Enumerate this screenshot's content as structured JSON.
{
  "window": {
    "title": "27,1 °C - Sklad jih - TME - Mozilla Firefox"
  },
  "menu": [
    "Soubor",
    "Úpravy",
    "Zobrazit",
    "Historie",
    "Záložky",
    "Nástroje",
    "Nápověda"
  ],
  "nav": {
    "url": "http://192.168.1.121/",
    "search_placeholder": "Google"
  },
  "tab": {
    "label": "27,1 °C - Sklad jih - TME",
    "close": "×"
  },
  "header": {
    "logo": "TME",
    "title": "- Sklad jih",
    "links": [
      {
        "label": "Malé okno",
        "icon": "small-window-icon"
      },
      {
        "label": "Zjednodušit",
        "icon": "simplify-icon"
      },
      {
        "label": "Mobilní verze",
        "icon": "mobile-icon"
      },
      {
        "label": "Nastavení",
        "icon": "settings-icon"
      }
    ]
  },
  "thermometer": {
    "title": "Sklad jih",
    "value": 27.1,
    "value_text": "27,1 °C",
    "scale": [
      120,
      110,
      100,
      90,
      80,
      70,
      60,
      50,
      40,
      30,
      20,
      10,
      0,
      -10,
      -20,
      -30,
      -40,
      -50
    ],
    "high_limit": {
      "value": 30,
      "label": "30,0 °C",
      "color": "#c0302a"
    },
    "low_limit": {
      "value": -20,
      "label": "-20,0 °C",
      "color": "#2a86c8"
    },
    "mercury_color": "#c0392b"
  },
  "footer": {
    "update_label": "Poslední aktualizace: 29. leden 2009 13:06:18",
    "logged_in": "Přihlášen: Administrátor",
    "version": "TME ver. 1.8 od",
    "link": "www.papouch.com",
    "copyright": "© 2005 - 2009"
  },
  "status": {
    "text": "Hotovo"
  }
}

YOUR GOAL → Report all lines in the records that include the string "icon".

EXERCISE SOLUTION →
        "icon": "small-window-icon"
        "icon": "simplify-icon"
        "icon": "mobile-icon"
        "icon": "settings-icon"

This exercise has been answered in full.